- **Action item**: Go over the material below and report every line that contains the word "name".

Content starts

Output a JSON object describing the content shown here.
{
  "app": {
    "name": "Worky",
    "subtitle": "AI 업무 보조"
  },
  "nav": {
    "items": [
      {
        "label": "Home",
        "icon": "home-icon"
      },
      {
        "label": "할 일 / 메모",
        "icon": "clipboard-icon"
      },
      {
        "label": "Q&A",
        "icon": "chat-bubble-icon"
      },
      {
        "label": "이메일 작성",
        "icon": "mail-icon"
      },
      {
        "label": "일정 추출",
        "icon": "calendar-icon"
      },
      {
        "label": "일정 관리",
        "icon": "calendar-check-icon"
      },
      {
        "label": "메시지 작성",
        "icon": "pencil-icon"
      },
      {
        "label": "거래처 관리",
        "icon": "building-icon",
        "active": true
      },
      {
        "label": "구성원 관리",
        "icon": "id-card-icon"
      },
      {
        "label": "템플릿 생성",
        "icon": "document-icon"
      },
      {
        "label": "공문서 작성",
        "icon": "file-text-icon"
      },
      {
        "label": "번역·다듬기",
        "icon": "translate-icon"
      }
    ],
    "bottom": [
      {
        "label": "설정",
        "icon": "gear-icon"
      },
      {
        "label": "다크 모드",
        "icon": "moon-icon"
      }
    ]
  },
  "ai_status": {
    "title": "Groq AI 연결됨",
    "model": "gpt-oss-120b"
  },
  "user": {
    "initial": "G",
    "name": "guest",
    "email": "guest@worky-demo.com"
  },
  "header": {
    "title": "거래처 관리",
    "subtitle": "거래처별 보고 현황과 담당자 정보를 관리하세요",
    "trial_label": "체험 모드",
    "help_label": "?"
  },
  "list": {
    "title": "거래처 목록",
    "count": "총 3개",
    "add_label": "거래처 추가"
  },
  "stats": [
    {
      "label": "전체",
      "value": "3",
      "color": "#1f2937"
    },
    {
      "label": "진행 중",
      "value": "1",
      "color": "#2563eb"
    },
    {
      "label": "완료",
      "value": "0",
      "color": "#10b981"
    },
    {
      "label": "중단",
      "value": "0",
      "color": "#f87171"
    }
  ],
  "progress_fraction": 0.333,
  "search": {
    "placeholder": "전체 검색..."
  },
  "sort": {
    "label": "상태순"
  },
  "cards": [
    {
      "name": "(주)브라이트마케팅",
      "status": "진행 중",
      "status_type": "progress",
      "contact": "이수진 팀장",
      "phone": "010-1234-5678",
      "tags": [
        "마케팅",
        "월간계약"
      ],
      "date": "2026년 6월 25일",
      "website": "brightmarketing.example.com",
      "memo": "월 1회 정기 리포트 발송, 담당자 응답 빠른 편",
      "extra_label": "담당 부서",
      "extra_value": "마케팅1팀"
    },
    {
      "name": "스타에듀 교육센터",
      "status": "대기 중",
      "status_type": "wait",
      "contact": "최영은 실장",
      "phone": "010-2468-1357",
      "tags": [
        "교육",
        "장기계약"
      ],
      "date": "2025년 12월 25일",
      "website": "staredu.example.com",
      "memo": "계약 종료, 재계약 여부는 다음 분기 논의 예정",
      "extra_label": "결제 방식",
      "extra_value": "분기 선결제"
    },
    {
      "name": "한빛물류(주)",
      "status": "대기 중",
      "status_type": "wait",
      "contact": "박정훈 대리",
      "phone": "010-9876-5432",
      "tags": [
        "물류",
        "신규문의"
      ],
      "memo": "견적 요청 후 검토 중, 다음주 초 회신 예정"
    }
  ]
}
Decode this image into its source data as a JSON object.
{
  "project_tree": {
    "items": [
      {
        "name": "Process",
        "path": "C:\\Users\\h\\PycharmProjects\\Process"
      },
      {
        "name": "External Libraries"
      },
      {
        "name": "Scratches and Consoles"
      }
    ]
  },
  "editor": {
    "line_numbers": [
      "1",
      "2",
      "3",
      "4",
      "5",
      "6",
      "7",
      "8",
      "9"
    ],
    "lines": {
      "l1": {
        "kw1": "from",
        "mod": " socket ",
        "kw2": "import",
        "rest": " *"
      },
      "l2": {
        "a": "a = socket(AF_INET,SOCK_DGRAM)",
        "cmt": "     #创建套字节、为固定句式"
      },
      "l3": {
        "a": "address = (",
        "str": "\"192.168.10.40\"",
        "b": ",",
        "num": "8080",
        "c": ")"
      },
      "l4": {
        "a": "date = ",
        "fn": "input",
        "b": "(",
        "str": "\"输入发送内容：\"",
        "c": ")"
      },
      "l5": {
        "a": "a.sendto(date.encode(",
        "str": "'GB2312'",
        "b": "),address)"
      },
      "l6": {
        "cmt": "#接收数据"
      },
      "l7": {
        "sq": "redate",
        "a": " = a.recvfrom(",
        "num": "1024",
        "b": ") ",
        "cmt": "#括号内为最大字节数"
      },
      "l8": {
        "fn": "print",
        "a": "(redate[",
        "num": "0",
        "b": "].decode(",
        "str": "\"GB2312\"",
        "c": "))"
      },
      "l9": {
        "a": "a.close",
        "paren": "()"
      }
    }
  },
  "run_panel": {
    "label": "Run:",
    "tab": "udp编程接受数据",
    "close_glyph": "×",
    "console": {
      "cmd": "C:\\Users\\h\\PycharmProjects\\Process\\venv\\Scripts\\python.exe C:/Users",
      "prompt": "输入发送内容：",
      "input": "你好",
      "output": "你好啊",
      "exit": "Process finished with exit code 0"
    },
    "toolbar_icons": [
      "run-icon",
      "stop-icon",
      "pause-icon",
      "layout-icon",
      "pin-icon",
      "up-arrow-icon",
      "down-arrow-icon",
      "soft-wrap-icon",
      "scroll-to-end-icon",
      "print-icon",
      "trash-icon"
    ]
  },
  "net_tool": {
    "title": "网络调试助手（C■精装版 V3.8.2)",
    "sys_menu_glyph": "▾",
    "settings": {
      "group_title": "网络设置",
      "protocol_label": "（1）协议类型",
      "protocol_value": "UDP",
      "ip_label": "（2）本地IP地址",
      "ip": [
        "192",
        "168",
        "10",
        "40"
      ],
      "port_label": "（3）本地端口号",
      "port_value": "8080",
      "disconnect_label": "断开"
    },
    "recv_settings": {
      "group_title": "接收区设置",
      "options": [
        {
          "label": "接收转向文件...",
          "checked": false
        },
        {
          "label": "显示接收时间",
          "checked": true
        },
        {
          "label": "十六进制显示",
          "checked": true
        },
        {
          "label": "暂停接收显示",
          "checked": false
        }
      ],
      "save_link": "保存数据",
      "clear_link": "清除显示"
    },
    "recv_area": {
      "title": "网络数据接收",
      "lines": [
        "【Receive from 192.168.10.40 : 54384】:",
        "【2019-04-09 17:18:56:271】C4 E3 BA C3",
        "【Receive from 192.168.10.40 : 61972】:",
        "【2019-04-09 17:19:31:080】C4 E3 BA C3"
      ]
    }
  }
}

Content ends

- **Exercise result**:
    "name": "Worky",
    "name": "guest",
      "name": "(주)브라이트마케팅",
      "name": "스타에듀 교육센터",
      "name": "한빛물류(주)",
        "name": "Process",
        "name": "External Libraries"
        "name": "Scratches and Consoles"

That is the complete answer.